downstream of them. If you fish in an upstream direction, they will not be able to see you as easily as they would if you were
fishing in a downstream direction.

Trout don't see the same way us humans do. They have a much wider peripheral vision. In other words they can see almost all
the way around. Their binocular vision is not near as good as ours. That is part of the reason why they don't see things at a
distance above the water clearly and in great detail or resolution. Sounds simple so far. However, just because you are
approaching them from their back side doesn't mean you can slip up on them and tap them on their shoulders. Trout have a
blind spot in their peripheral vision. It is a small area directly behind them. When they are positioned in the moving water of the
stream facing in an upstream direction, that small blind area enables you to get fairly close to them provided you approach
them from their rear. This must be done carefully and quietly. Approaching them from their front (the direction they are looking)
isn't as easy to do without being spotted.

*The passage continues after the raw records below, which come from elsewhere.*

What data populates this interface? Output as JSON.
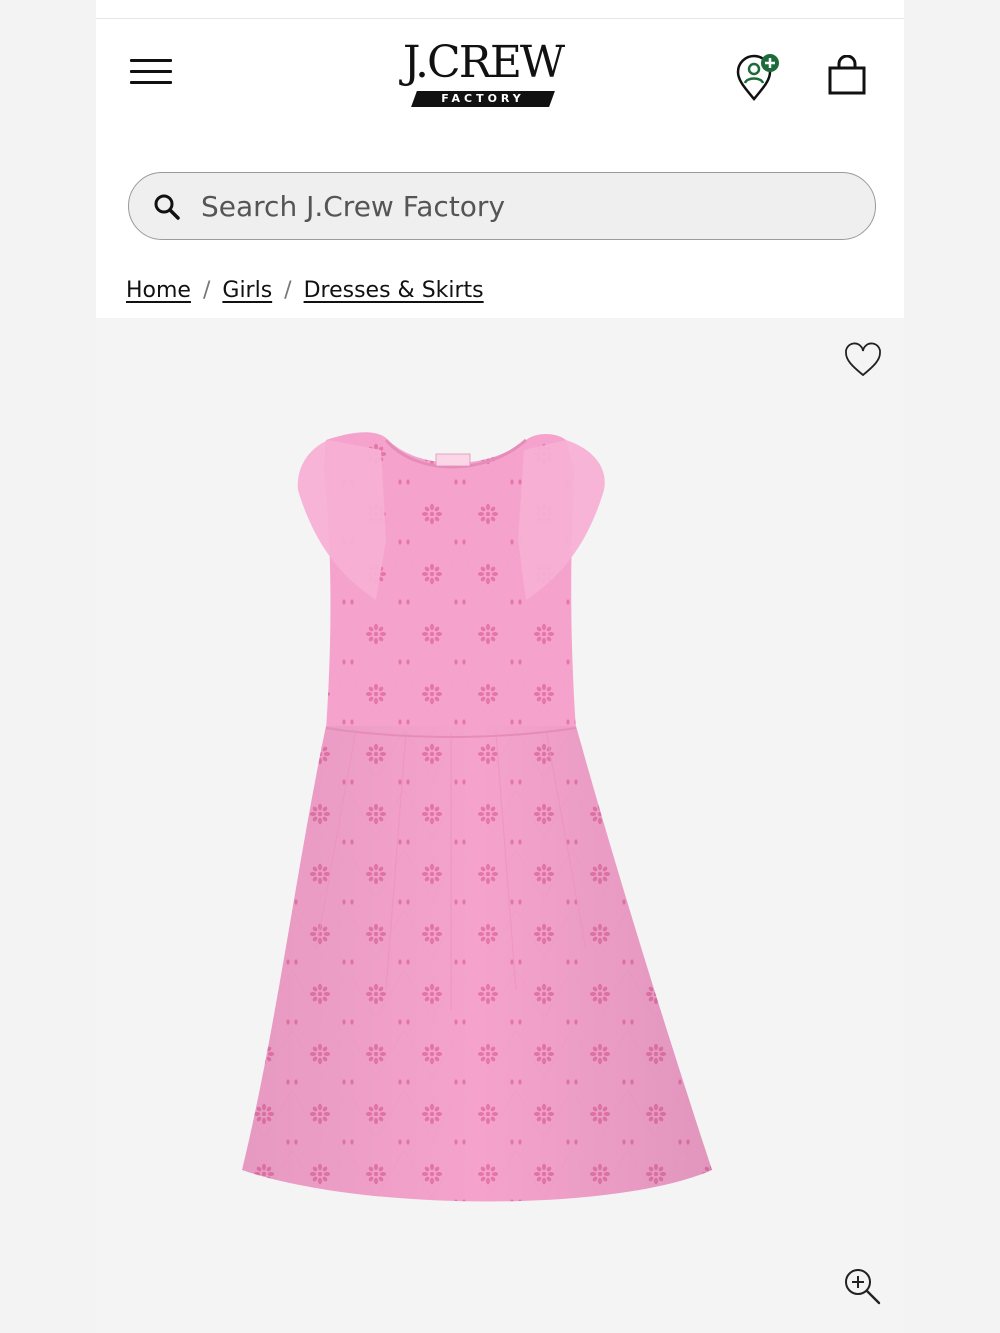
{
  "header": {
    "logo_text": "J.CREW",
    "logo_subtext": "FACTORY",
    "menu_icon": "hamburger-menu-icon",
    "loyalty_icon": "rewards-location-plus-icon",
    "bag_icon": "shopping-bag-icon"
  },
  "search": {
    "placeholder": "Search J.Crew Factory",
    "icon": "search-icon"
  },
  "breadcrumb": {
    "items": [
      {
        "label": "Home"
      },
      {
        "label": "Girls"
      },
      {
        "label": "Dresses & Skirts"
      }
    ],
    "separator": "/"
  },
  "product_image": {
    "alt": "Pink eyelet ruffle-sleeve dress",
    "dress_color": "#f5a3cd",
    "background_color": "#f4f4f4",
    "favorite_icon": "heart-outline-icon",
    "zoom_icon": "zoom-in-icon"
  },
  "colors": {
    "loyalty_accent": "#1e6b3a",
    "text": "#111111"
  }
}
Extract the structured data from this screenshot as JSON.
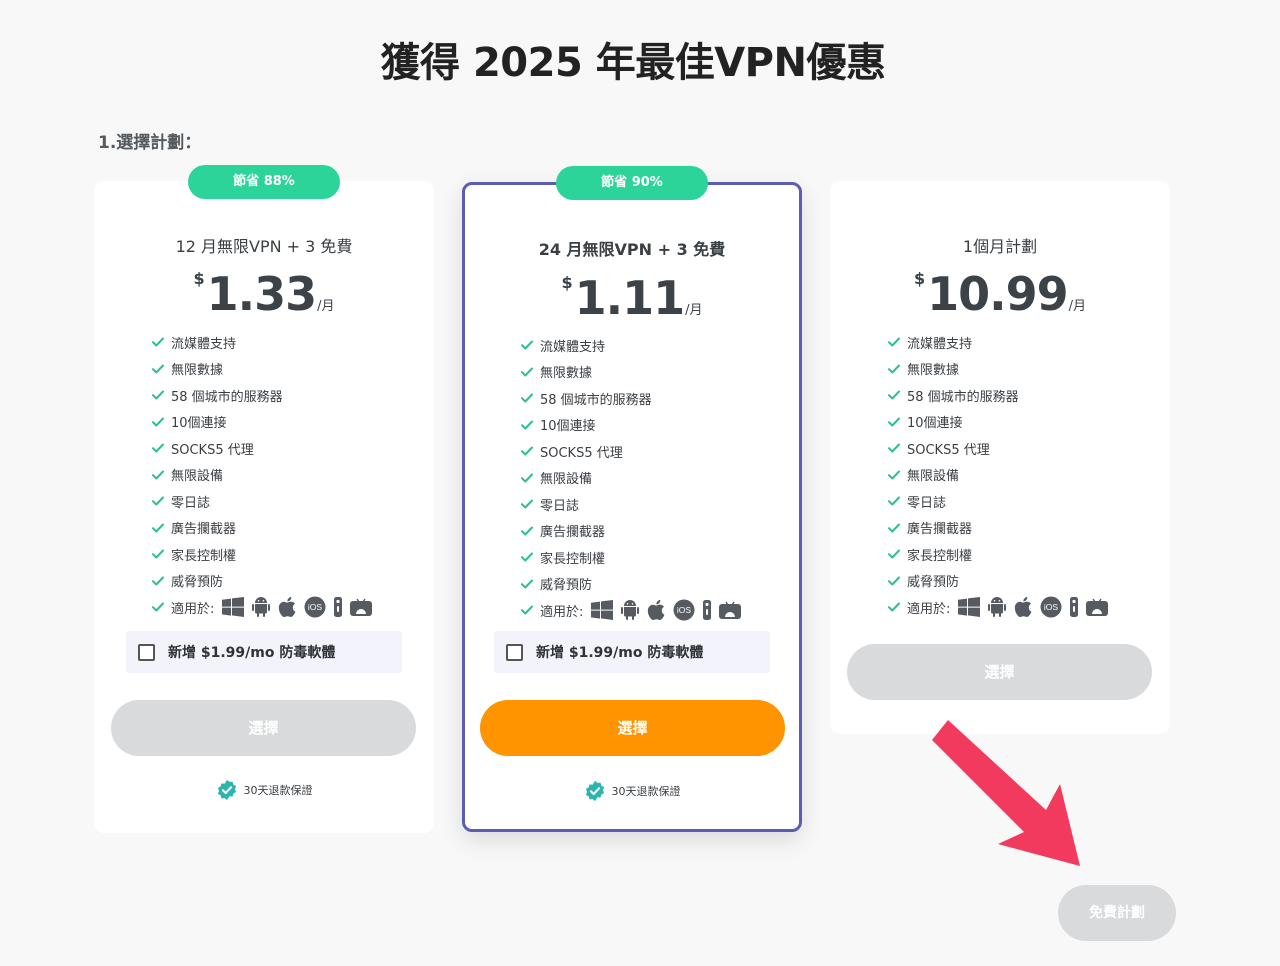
{
  "header": {
    "title": "獲得 2025 年最佳VPN優惠"
  },
  "step_label": "1.選擇計劃：",
  "plans": [
    {
      "badge": "節省 88%",
      "name": "12 月無限VPN + 3 免費",
      "currency": "$",
      "amount": "1.33",
      "per": "/月",
      "features": [
        "流媒體支持",
        "無限數據",
        "58 個城市的服務器",
        "10個連接",
        "SOCKS5 代理",
        "無限設備",
        "零日誌",
        "廣告攔截器",
        "家長控制權",
        "威脅預防",
        "適用於:"
      ],
      "addon": "新增 $1.99/mo 防毒軟體",
      "select": "選擇",
      "guarantee": "30天退款保證"
    },
    {
      "badge": "節省 90%",
      "name": "24 月無限VPN + 3 免費",
      "currency": "$",
      "amount": "1.11",
      "per": "/月",
      "features": [
        "流媒體支持",
        "無限數據",
        "58 個城市的服務器",
        "10個連接",
        "SOCKS5 代理",
        "無限設備",
        "零日誌",
        "廣告攔截器",
        "家長控制權",
        "威脅預防",
        "適用於:"
      ],
      "addon": "新增 $1.99/mo 防毒軟體",
      "select": "選擇",
      "guarantee": "30天退款保證"
    },
    {
      "name": "1個月計劃",
      "currency": "$",
      "amount": "10.99",
      "per": "/月",
      "features": [
        "流媒體支持",
        "無限數據",
        "58 個城市的服務器",
        "10個連接",
        "SOCKS5 代理",
        "無限設備",
        "零日誌",
        "廣告攔截器",
        "家長控制權",
        "威脅預防",
        "適用於:"
      ],
      "select": "選擇"
    }
  ],
  "platform_icons": [
    "windows-icon",
    "android-icon",
    "apple-icon",
    "ios-icon",
    "fire-tv-icon",
    "android-tv-icon"
  ],
  "ios_text": "iOS",
  "free_plan": "免費計劃",
  "colors": {
    "save_badge": "#2cd49a",
    "highlight_border": "#5b5db0",
    "primary_button": "#ff9300",
    "disabled_button": "#d8dadb",
    "check": "#2cc08a",
    "arrow": "#f23a5e"
  }
}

Again, it is movement of objects at a distance that gets their attention quicker than anything. Another big factor in just how well
they can spot you has to do with your contrast with the surrounding background. For example, If you are wearing a white shirt
and white hat, you are not blending in very well with the typical background of a stream unless snow is a foot deep. You want to
blend in with the background in the same manner a deer or turkey hunter would. In fact, the best clothing you could possible
wear would be the best matching camouflage outfits you could find to match the colors of the background during the different
seasons of the year. I am not suggesting you should go so far as to wear a camouflage net over your head or that you should
shade your eyes. I am not even saying that camouflage clothing is necessary even though it would solve the problem very well.
Trout will not detect your presence near as well if you blend in with the background. Subdued shades of browns and greens
usually work best. You should avoid bright, flashy colors.

Another factor in how close you can approach trout is how well you can see them. If there is a lot of glare on the water, and
there always is, you should wear polarized glasses. There is no sense in stumbling over a trout directly in front of you. It will go
upstream and warn its entire family that a creature is coming. Seriously, when trout suddenly shoot upstream, I believe it
signals other fish that danger is approaching or it at least makes them aware something is not normal. The least fish you can
spook, the better off you are, even if you are not trying to catch them. t helps if you can see what is ahead of you. I don't want
to get into wading yet, but when you can see everything in the water ahead of you, you can wade making the least amount of
disturbance.

Trout do not have to see you in order for them to detect your presence. They can hear you. You can yell at your buddy and
that won't bother them. If you move a rock on the bottom of the stream, it will. If you stumble along the bank, it will disturb them.
They can hear the sound you through their lateral line. Again, I don't want to get technical. This is not the place to discuss how
fish hear in detail. Just be aware that you should walk softly, without disturbing things on the bottom of the stream or the
ground.

Lets summarize what I have said so far about hiding from the trout:
1. Keep a low profile. I don't mean crawl along the bank or even that you need to stoop low when you are wading. Just be
aware that the higher you are, the farther away trout can see you. Don't climb up on boulders and search the water for the
trout. They are there. You are just warning them that you are there.

2. Dress to blend in with the surroundings. Don't wear flashy or bright colored clothing. 4. Don't disturb the bottom of the
stream or the ground along the banks. Trout can hear you. Avoid moving or kicking rocks.

3. Wear polarized sunglasses. The better you can see what is ahead in the water, the easier it is for you to prevent spooking
the trout ahead. If you loose your footing and step off into a deep hole you will spook every trout in the creek.
Copyright 2015 Derek Porter
Copyright 2015 Derek Porter